• Exercise
The lines below that include "JSON" are to be found and copied.

• Stored data
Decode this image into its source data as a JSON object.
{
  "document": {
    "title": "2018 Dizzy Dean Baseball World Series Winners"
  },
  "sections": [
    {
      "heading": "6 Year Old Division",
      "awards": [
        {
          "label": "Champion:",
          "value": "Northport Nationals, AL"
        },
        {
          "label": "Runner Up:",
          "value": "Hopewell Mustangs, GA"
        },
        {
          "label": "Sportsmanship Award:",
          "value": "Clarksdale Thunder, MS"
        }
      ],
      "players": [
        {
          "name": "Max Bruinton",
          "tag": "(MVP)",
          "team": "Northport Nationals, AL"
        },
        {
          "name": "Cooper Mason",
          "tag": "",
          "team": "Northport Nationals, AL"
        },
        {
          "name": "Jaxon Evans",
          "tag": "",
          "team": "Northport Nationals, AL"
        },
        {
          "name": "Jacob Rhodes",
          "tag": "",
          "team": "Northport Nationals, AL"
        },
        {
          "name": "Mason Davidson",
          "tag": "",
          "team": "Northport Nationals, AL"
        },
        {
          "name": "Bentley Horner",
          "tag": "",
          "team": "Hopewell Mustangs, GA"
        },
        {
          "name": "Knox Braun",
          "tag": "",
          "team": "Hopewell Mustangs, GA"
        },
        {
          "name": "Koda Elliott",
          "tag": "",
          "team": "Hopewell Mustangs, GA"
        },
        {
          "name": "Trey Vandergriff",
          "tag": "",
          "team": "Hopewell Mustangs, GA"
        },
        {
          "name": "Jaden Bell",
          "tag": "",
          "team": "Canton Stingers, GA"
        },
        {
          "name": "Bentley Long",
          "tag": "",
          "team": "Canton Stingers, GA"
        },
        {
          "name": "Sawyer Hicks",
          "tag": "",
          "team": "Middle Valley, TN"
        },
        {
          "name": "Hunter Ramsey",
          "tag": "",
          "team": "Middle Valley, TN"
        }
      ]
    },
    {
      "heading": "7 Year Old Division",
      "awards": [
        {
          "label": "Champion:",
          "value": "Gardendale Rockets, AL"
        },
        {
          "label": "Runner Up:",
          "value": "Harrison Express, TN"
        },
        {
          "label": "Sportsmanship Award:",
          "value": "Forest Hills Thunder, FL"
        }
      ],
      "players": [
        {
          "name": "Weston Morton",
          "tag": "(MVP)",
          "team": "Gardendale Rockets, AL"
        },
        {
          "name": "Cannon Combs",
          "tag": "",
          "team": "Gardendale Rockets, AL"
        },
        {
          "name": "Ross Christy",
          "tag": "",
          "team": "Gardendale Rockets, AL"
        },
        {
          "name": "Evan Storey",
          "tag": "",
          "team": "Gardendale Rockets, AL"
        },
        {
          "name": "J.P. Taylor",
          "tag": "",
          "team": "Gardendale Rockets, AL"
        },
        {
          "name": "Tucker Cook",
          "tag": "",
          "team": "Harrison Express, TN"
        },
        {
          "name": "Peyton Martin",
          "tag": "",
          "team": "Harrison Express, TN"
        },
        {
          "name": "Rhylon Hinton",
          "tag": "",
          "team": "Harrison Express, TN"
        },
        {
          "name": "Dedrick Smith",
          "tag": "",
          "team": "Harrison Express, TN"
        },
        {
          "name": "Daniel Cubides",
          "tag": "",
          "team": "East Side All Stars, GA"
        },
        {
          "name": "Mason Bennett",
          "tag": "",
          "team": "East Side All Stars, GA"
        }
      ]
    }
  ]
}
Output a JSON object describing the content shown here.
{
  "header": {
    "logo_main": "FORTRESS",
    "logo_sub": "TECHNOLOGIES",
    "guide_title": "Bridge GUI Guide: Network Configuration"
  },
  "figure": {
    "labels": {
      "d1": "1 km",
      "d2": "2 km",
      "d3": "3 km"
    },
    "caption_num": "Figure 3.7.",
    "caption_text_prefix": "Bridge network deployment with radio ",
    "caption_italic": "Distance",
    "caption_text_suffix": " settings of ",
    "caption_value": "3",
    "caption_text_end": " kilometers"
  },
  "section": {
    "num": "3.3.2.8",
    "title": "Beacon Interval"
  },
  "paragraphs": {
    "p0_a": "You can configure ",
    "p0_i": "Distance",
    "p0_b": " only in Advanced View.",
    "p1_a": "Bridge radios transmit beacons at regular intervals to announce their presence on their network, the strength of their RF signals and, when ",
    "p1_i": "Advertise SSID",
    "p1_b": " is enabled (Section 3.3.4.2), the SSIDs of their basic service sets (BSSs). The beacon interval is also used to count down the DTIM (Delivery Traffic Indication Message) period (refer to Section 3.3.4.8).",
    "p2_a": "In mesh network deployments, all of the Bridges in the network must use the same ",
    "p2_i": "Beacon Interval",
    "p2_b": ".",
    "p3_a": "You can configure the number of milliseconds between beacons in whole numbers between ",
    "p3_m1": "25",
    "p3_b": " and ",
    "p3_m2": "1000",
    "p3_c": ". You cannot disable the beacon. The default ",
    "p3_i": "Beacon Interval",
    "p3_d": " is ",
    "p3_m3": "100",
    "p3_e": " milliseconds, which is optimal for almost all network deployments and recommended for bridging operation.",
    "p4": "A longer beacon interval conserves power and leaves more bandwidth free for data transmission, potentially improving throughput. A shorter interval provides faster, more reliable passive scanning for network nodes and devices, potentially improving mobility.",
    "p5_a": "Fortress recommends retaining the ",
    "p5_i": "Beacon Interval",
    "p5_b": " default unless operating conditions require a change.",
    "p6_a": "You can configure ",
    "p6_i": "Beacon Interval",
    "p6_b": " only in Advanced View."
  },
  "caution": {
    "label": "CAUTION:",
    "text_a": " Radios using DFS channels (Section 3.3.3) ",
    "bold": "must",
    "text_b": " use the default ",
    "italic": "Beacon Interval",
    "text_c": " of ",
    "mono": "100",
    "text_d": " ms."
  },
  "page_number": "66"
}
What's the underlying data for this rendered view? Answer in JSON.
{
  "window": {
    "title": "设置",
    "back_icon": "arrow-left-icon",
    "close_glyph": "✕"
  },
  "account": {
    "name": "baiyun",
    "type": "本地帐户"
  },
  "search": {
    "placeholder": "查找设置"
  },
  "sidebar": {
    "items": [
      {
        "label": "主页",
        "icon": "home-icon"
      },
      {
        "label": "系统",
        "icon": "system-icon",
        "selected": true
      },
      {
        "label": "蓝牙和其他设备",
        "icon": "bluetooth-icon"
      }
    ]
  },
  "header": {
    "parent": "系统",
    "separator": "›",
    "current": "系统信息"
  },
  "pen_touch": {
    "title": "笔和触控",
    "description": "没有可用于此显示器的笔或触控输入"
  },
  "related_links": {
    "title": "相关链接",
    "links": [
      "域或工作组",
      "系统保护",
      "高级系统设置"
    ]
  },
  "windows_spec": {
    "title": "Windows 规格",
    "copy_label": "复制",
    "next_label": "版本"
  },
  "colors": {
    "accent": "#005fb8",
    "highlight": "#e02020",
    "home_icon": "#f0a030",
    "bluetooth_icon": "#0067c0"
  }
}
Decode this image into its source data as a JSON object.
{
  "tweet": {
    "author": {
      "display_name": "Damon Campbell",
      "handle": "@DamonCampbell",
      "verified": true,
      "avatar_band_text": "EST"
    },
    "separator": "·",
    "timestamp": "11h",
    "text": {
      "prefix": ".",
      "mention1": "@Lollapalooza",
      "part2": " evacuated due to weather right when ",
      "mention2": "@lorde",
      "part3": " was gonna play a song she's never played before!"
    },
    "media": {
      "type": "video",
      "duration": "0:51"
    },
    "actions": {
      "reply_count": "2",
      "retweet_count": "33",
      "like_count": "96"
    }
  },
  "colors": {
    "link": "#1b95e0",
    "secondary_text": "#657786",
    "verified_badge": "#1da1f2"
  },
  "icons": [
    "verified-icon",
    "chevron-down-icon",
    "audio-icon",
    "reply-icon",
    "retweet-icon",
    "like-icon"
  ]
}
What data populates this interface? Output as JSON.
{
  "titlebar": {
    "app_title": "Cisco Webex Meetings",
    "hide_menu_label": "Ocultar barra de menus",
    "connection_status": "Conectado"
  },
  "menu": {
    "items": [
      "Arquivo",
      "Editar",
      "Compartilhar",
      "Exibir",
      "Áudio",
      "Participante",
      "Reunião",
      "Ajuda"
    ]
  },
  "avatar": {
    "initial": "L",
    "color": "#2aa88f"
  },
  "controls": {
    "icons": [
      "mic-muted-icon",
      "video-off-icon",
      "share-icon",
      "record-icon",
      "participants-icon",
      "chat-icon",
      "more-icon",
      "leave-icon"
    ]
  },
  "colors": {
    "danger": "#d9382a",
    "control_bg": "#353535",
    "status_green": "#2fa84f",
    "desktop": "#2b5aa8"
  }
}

• Exercise solution
Decode this image into its source data as a JSON object.
Output a JSON object describing the content shown here.
What's the underlying data for this rendered view? Answer in JSON.
Decode this image into its source data as a JSON object.
What data populates this interface? Output as JSON.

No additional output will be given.